There are interesting stop-offs too. Visit arty Monterey, whose bay is reportedly the only place in the world where you can find five different species of seal and sea lion. You’ll also see Hearst Castle, the flamboyant, hilltop mansion of former newspaper magnate William Randolph Hearst. His life inspired the movie Citizen Kane.

San Francisco’s famous bridge

San Francisco, familiar from countless films, doesn't disappoint either. The streets are just as vertiginous and twisty, the famous bridge just as misty, the harbour-side bright and bustling. The countryside nearby is equally mesmerising, with some of the USA's finest wines produced amid the rolling hills and Mexican-style plazas of the Sonoma Valley. Many of the vineyards offer tastings.

Mirror-clear lakes and snowy peaks

Head further inland and the geography becomes even more dramatic. Beyond state capital Sacramento – a key hub during Gold Rush days – the Sierra Nevada Mountains wind their way down eastern California. Here, unlike in Hollywood, Mother Nature is the premier director, fashioning a landscape of mirror-clear lakes hugged by snowy peaks, grand granite valleys and gorgeous gorges.

Tahoe is the USA's largest alpine lake, formed two million years ago. It's an ideal spot for a sunset cruise or simply marvelling at the mountains' reflections.

The tallest trees on the planet

Yosemite, to the south, is the place for hikes – hundreds of trails riddle this valley of pungent pines, whispering streams and rock monoliths. It's no coincidence that John Muir, grandfather of the entire conservation movement, was so inspired here in the world's second-oldest national park.

Further south lie the parks of Sequoia and King's Canyon. Between them they protect some of the planet's tallest and oldest trees – the General Sherman is 84m high and reputedly 2,700 years old – and conceal some of the deepest gorges, which plunge down 2,500m. To arrive back in LA after all this is to have looped around 1,000 miles – quite some road-trip.

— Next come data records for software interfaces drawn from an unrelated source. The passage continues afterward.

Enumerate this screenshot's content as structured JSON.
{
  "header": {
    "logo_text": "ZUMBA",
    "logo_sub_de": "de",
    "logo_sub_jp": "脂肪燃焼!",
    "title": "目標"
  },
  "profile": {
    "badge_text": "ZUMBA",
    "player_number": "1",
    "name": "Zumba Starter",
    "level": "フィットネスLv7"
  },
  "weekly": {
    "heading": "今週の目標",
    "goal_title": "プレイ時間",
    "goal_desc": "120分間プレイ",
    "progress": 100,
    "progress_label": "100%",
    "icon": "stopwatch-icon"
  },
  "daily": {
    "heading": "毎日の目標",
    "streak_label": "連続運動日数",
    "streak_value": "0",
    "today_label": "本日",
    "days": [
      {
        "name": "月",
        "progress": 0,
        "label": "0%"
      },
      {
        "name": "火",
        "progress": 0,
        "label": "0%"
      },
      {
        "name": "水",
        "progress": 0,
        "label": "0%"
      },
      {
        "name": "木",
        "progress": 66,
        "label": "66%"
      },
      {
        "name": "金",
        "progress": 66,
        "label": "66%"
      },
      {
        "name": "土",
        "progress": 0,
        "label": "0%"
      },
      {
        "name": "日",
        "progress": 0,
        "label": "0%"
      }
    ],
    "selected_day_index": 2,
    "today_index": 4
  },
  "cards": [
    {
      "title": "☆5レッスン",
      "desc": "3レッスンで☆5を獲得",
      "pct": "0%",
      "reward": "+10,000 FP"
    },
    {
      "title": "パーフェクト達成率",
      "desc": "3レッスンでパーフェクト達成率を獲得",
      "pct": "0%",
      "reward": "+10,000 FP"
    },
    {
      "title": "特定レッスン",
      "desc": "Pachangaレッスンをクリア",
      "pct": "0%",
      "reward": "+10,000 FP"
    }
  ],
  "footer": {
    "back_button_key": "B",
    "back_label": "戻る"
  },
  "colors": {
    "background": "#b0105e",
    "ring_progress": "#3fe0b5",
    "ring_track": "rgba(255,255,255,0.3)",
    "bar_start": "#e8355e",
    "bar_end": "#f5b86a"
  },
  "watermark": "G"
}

Every Travelsphere holiday offers exceptional value for money. Included in the price are return scheduled flights/rail travel and internal flights, where applicable, overseas transfers and transportation, carefully chosen hotels, many meals and excursions and the services of a Travelsphere Tour Manager or Local Guide.